What Is Technology?

Technology is a broad term that encompasses many tools and systems we use to solve problems faced by humans. This includes communication technologies such as the wheel, the alphabet, and the Internet, industrial production technologies such as factories and steam engines, and personal and home devices like computers, printers, and televisions. A key component of technology is that it enables people to do more with less time and effort. This is accomplished by optimizing processes and reducing the amount of energy consumed.

While science focuses on necessity and universality, technology must be concerned with contingencies and specificities, requiring a kind of rational rethinking to determine what is most appropriate and desirable in specific circumstances. This is why the notion of appropriate technology arose in the twentieth century (e.g., see Jacques Ellul).

A major problem is that once a piece of technology catches on, it tends to prioritize some set of low-resistance paths to some end over others. As a result, the pathway to some ends may be neglected or even eliminated altogether. For example, when digital cameras exploded, they deprioritized the analog photography pathway and its associated behaviors — inefficient, but gratifying workflows, long hours spent physically retouching photos, and so on.

The development of technology requires an iterative process that starts with the identification of a need, followed by research and experimentation with potential solutions. Once a promising solution is found, it must be produced and implemented, including manufacturing components and devices, as well as installing and maintaining the underlying software and systems that enable its operation. In addition, a technology must also be monitored and maintained to ensure it is functioning as intended.

In addition to the direct benefits of increased efficiency, many technologies are used as tools to shape culture. For instance, new communication technologies reduce barriers to interaction and can help spawn subcultures. However, not all forms of technology enhance culture in a positive way; it is possible to use technology for political oppression or war.

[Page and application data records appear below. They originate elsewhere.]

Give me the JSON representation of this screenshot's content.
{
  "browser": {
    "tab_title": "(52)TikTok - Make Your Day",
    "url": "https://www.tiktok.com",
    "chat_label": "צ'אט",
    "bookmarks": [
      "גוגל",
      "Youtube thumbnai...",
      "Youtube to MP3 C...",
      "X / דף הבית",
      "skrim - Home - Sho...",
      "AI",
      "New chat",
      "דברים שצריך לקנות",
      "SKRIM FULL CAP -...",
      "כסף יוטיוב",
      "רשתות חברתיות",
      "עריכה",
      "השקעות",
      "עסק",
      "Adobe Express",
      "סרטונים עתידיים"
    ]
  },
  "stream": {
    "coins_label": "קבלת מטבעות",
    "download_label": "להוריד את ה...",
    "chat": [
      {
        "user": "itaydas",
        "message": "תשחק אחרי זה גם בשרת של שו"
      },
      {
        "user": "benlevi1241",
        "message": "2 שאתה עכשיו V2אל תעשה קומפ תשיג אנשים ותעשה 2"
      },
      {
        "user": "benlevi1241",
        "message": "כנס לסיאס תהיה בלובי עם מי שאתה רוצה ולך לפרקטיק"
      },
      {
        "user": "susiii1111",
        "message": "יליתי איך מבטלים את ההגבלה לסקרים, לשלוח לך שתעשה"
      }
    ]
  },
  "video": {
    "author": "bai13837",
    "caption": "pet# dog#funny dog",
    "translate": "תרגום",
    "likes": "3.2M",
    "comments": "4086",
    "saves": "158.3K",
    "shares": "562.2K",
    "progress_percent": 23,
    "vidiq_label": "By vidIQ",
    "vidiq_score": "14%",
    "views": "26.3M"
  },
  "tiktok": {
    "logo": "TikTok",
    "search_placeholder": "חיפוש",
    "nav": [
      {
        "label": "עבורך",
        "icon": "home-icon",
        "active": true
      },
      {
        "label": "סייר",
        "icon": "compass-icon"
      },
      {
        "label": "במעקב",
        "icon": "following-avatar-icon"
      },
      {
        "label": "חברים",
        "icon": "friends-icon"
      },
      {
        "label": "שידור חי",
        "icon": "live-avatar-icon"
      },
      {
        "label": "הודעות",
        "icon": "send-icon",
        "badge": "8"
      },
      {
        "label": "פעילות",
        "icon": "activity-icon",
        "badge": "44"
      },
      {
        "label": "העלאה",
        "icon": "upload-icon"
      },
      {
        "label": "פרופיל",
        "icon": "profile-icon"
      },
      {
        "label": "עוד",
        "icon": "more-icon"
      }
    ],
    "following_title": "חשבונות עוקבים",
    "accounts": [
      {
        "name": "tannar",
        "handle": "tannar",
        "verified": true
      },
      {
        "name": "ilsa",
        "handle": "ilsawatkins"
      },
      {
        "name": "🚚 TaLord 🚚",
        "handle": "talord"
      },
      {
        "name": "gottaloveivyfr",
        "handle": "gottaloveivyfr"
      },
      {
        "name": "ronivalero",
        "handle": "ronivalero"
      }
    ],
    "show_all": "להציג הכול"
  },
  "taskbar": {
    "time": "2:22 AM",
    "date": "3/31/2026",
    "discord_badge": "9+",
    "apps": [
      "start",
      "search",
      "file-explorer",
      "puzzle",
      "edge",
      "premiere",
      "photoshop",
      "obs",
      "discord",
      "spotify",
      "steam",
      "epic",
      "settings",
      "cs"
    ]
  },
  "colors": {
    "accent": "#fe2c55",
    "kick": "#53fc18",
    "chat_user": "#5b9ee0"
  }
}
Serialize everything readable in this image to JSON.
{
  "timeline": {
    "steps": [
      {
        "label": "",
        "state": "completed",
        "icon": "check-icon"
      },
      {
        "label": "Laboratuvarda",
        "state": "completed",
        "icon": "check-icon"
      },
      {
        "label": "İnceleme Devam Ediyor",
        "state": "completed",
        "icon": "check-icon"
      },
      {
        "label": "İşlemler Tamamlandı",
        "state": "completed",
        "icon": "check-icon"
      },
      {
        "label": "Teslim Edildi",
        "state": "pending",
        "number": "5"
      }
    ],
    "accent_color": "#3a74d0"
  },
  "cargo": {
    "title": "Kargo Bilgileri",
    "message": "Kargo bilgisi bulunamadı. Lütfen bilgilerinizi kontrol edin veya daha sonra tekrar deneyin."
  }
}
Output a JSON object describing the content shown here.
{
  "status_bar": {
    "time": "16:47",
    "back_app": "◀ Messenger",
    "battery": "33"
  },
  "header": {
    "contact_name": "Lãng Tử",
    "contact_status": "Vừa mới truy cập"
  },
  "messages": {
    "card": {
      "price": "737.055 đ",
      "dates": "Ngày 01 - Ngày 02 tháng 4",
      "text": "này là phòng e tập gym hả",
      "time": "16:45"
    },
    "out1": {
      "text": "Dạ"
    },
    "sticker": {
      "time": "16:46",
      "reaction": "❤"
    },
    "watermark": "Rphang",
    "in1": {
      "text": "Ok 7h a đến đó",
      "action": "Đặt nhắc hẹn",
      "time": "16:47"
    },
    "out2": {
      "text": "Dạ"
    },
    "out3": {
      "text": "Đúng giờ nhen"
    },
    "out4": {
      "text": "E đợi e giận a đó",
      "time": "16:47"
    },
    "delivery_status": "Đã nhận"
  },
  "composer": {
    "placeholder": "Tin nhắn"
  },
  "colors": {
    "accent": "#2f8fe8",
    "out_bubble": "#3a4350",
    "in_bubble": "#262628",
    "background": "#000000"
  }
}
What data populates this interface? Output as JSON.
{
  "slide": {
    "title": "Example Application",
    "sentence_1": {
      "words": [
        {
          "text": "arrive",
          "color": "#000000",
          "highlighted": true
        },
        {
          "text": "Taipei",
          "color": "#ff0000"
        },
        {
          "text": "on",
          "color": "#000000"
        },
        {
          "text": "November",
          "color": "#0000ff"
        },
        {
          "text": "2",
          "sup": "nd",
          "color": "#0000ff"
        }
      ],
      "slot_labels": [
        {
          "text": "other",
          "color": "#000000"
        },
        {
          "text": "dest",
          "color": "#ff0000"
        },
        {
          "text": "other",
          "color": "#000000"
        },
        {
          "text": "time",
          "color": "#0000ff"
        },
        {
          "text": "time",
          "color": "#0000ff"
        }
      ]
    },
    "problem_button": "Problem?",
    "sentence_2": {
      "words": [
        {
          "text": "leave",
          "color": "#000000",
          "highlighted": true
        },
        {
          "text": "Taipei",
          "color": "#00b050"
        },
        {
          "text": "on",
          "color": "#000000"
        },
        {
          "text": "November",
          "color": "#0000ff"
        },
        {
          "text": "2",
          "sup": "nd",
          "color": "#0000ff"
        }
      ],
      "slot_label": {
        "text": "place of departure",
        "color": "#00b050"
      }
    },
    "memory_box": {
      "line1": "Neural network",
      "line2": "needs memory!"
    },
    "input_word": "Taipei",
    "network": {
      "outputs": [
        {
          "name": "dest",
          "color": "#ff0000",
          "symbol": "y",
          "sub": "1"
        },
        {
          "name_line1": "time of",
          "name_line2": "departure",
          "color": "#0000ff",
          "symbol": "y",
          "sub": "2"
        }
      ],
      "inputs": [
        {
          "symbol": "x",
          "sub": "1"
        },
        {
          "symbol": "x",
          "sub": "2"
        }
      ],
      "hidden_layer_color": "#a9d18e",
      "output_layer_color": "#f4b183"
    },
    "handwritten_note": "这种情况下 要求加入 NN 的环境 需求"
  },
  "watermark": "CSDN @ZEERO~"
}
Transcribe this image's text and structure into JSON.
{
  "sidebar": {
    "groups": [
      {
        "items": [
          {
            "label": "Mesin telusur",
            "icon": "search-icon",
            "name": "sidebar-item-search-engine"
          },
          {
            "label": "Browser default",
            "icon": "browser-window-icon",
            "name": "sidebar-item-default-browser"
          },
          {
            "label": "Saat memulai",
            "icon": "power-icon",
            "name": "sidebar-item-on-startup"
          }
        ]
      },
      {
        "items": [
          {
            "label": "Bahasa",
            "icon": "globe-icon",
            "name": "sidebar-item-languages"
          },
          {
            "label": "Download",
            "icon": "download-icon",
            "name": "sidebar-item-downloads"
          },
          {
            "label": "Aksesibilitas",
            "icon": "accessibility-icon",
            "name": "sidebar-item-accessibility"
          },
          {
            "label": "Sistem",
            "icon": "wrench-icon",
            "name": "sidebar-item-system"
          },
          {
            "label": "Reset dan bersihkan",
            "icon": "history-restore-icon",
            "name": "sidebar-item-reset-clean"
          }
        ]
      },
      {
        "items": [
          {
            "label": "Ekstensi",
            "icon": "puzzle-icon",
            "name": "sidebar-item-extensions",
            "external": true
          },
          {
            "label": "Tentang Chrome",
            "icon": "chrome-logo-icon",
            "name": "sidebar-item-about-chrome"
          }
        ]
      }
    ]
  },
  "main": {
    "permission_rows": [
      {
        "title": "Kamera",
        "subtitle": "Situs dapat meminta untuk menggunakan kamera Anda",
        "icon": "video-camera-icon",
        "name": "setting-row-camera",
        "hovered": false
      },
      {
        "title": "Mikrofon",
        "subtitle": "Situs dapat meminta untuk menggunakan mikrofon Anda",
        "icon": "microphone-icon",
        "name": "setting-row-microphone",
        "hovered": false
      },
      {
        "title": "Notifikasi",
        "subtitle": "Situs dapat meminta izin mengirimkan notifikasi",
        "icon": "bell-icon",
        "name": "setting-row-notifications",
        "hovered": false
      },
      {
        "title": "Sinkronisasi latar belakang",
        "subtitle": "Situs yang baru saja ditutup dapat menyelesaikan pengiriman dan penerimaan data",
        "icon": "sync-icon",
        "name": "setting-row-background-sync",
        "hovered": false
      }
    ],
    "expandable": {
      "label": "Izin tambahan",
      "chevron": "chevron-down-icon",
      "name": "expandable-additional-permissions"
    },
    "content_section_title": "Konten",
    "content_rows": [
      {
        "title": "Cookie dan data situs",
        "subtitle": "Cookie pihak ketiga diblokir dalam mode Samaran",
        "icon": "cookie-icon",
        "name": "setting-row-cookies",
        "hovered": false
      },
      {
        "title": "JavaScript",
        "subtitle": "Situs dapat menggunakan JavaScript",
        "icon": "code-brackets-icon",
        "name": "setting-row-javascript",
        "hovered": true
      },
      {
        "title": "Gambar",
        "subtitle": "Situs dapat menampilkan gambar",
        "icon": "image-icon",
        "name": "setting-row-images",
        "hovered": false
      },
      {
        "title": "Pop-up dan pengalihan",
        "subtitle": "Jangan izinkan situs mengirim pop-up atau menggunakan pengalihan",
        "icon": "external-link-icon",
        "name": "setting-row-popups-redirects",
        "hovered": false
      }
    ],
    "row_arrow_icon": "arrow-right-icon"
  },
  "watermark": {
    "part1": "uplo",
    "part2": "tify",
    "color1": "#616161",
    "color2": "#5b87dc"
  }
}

Educators are using technology to teach students in new ways. For example, some teachers are integrating virtual reality into the classroom to engage students and make learning more exciting. They also use gamification technology to turn lessons into video games, so students can participate in their own education and feel more engaged. Additionally, they are using online tools to help students learn and take assessments. In this way, students are able to master skills faster and in a more convenient manner. This enables them to stay ahead of their peers in the industry. It also helps them build a strong portfolio that will stand out to employers and clients. Moreover, the use of technology allows students to develop critical thinking skills. Having this skill will help them solve complex problems in the future. In addition, it will allow them to become more flexible and adaptable to change. This is because they will be able to deal with changing business environments and different technological challenges in the future.